*Brief*
Faithfully repeat each entry below, minus the pictures.

[Dataset rows describing interfaces]
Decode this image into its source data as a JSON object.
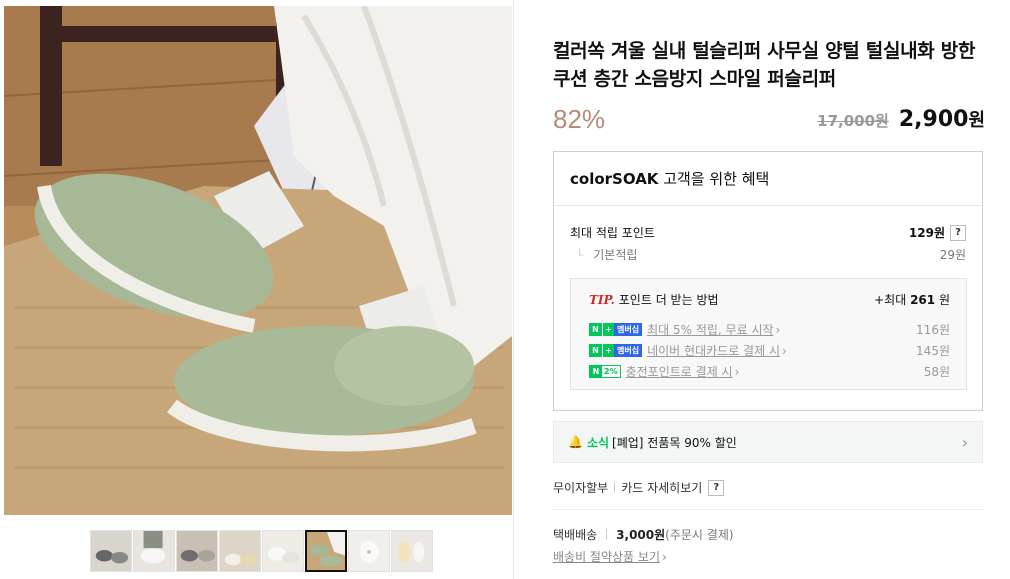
{
  "product": {
    "title": "컬러쏙 겨울 실내 털슬리퍼 사무실 양털 털실내화 방한 쿠션 층간 소음방지 스마일 퍼슬리퍼",
    "discount": "82%",
    "original_price": "17,000원",
    "sale_price": "2,900",
    "sale_unit": "원"
  },
  "gallery": {
    "thumbnail_count": 8,
    "active_thumbnail": 5
  },
  "benefits": {
    "store": "colorSOAK",
    "heading_suffix": " 고객을 위한 혜택",
    "max_points_label": "최대 적립 포인트",
    "max_points_value": "129원",
    "help": "?",
    "basic_label": "기본적립",
    "basic_value": "29원",
    "tip": {
      "tip_word": "TIP.",
      "tip_text": "포인트 더 받는 방법",
      "max_prefix": "+최대 ",
      "max_value": "261",
      "max_unit": " 원",
      "badge_n": "N",
      "badge_plus": "+",
      "badge_membership": "멤버십",
      "badge_pct": "2%",
      "rows": [
        {
          "text": "최대 5% 적립, 무료 시작",
          "amount": "116원"
        },
        {
          "text": "네이버 현대카드로 결제 시",
          "amount": "145원"
        },
        {
          "text": "충전포인트로 결제 시",
          "amount": "58원"
        }
      ]
    }
  },
  "notice": {
    "tag": "소식",
    "text": "[폐업] 전품목 90% 할인"
  },
  "links": {
    "installment": "무이자할부",
    "card_detail": "카드 자세히보기",
    "help": "?"
  },
  "shipping": {
    "label": "택배배송",
    "fee": "3,000원",
    "fee_note": "(주문시 결제)",
    "save_link": "배송비 절약상품 보기"
  },
  "icons": {
    "bell": "bell-icon",
    "chevron": "chevron-right-icon"
  },
  "colors": {
    "naver_green": "#03c75a",
    "membership_blue": "#2d66e8",
    "discount": "#b88a7a",
    "tip_red": "#d12b2b"
  }
}
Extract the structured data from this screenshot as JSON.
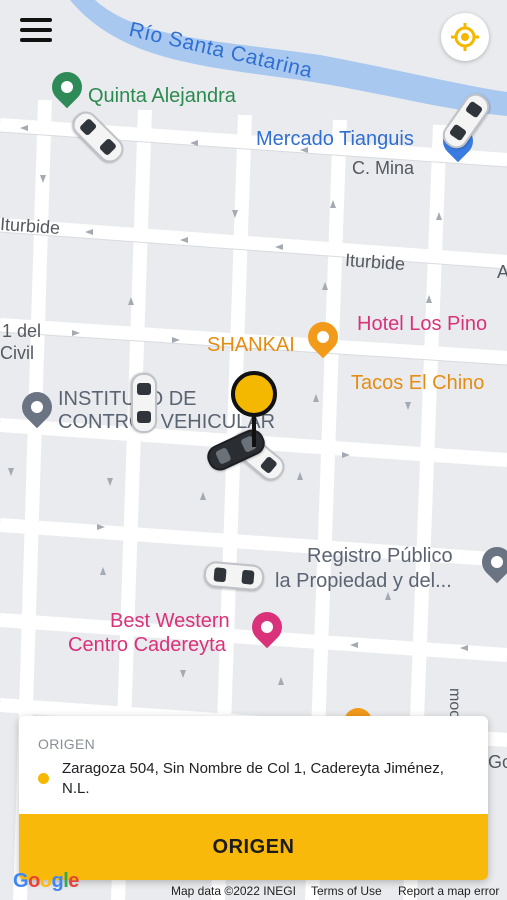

*Answer section*
Decode this image into its source data as a JSON object.
{
  "product": {
    "title": "컬러쏙 겨울 실내 털슬리퍼 사무실 양털 털실내화 방한 쿠션 층간 소음방지 스마일 퍼슬리퍼",
    "discount": "82%",
    "original_price": "17,000원",
    "sale_price": "2,900",
    "sale_unit": "원"
  },
  "gallery": {
    "thumbnail_count": 8,
    "active_thumbnail": 5
  },
  "benefits": {
    "store": "colorSOAK",
    "heading_suffix": " 고객을 위한 혜택",
    "max_points_label": "최대 적립 포인트",
    "max_points_value": "129원",
    "help": "?",
    "basic_label": "기본적립",
    "basic_value": "29원",
    "tip": {
      "tip_word": "TIP.",
      "tip_text": "포인트 더 받는 방법",
      "max_prefix": "+최대 ",
      "max_value": "261",
      "max_unit": " 원",
      "badge_n": "N",
      "badge_plus": "+",
      "badge_membership": "멤버십",
      "badge_pct": "2%",
      "rows": [
        {
          "text": "최대 5% 적립, 무료 시작",
          "amount": "116원"
        },
        {
          "text": "네이버 현대카드로 결제 시",
          "amount": "145원"
        },
        {
          "text": "충전포인트로 결제 시",
          "amount": "58원"
        }
      ]
    }
  },
  "notice": {
    "tag": "소식",
    "text": "[폐업] 전품목 90% 할인"
  },
  "links": {
    "installment": "무이자할부",
    "card_detail": "카드 자세히보기",
    "help": "?"
  },
  "shipping": {
    "label": "택배배송",
    "fee": "3,000원",
    "fee_note": "(주문시 결제)",
    "save_link": "배송비 절약상품 보기"
  },
  "icons": {
    "bell": "bell-icon",
    "chevron": "chevron-right-icon"
  },
  "colors": {
    "naver_green": "#03c75a",
    "membership_blue": "#2d66e8",
    "discount": "#b88a7a",
    "tip_red": "#d12b2b"
  }
}
Extract the structured data from this screenshot as JSON.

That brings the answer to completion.